Talking on the phone to a client while preparing a spreadsheet, intervening in an argument between young children while cooking dinner, looking for that precious lost blanket while cleaning house — all are everyday examples of multitasking.

Of course, doing simultaneous jobs is not a new concept for moms and dads. What parent can get along without it?

Previous research has pointed out that performing — or attempting to perform — more than one activity at a time delivers less ideal results than concentrating fully on one task. In 2001, a study in the Journal of Experimental Psychology suggested that lost efficiency resulted when workers were expected to perform multiple tasks on the job. Part of this loss of efficiency was due to the time it took to switch among tasks.

Now, new research suggests that our brains are wired for multitasking — to a point. Apparently, the brain can handle two tasks, but not three: a hard thing to imagine with all the jobs that pull the brain in different directions.

Waiters and waitresses handle several tables and tasks every hour on the job. Cooks prepare many different meals at the same time. Teachers are responsible for teaching educational content, while also making sure students are behaving. Secretaries, administrative assistants, and office managers perform a multitude of tasks on an hourly basis.

And for parents? The very nature of our responsibility usually demands that we keep our minds on more than one child at a time, as well as the responsibilities we have while we are caring for them.

For most parents, I suspect, the multitasking never ends. But we do have to be careful with it.

Texting while driving, cooking with little ones in the kitchen, working on the computer while you’re toddler figures out how the lock works on the front door. Multitasking can get us — and our children — into trouble. It’s best to know how much we can handle, as the researchers of the 2001 study suggested.
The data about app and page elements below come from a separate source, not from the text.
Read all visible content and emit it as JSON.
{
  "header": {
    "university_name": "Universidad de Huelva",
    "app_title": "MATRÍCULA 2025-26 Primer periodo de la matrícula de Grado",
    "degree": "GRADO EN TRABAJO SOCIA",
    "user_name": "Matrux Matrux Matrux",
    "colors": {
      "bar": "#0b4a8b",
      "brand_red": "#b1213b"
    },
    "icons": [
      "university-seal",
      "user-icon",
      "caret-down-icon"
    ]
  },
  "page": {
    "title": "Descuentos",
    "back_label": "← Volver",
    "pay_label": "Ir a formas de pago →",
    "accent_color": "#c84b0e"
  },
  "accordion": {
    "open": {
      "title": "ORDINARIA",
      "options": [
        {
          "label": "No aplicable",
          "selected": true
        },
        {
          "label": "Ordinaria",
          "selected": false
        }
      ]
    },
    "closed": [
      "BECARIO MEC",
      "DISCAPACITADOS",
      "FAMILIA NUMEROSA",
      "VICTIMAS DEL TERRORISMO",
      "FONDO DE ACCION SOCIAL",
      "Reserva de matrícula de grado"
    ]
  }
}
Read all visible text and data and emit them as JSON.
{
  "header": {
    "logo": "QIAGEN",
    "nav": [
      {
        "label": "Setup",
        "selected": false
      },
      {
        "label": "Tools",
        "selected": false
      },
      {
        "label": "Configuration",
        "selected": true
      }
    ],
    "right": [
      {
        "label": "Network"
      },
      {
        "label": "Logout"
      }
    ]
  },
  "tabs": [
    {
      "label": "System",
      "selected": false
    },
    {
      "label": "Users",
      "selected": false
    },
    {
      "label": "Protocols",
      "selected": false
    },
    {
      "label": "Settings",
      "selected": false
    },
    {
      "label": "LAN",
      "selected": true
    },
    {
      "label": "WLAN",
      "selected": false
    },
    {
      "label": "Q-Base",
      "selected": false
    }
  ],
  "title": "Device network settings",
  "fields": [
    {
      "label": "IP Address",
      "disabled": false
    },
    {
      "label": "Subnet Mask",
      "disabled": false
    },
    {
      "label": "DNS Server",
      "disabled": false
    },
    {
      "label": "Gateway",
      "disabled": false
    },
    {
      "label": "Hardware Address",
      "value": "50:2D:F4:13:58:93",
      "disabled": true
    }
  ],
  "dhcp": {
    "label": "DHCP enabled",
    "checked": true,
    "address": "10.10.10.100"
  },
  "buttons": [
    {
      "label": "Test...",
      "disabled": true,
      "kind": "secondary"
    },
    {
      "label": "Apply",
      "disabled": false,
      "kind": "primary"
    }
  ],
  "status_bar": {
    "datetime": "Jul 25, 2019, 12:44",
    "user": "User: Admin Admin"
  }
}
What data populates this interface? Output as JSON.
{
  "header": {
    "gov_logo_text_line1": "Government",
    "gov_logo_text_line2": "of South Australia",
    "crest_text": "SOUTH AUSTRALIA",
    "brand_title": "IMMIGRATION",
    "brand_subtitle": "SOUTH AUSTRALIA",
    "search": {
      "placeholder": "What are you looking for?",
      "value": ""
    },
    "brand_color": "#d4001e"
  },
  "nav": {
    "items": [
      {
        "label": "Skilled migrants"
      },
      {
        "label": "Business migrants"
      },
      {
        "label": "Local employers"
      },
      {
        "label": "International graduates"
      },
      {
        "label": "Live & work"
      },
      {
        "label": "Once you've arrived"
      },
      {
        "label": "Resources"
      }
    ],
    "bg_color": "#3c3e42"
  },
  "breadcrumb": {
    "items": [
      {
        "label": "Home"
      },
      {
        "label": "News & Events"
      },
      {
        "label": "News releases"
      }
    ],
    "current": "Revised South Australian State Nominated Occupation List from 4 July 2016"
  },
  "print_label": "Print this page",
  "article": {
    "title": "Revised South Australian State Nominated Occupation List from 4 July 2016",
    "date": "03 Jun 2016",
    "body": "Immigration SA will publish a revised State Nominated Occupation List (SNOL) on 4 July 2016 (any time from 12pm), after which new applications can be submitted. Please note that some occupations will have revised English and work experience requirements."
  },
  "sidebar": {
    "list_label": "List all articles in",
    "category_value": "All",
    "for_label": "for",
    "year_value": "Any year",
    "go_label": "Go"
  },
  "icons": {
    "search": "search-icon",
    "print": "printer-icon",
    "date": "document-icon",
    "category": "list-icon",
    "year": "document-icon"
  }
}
I can multitask with certain things, but I’ve discovered that, generally speaking, it’s better if I concentrate on one thing at a time, doing as much as I can until each job is finished — or as finished as possible. Regardless of what I’m doing, my mind needs to be on my children. Whether it’s folding laundry, cooking dinner, or watering the garden, it’s my responsibility to make sure my children are staying safe, learning, and behaving. Of course, that’s three things at once.

Perhaps I should cut down to two.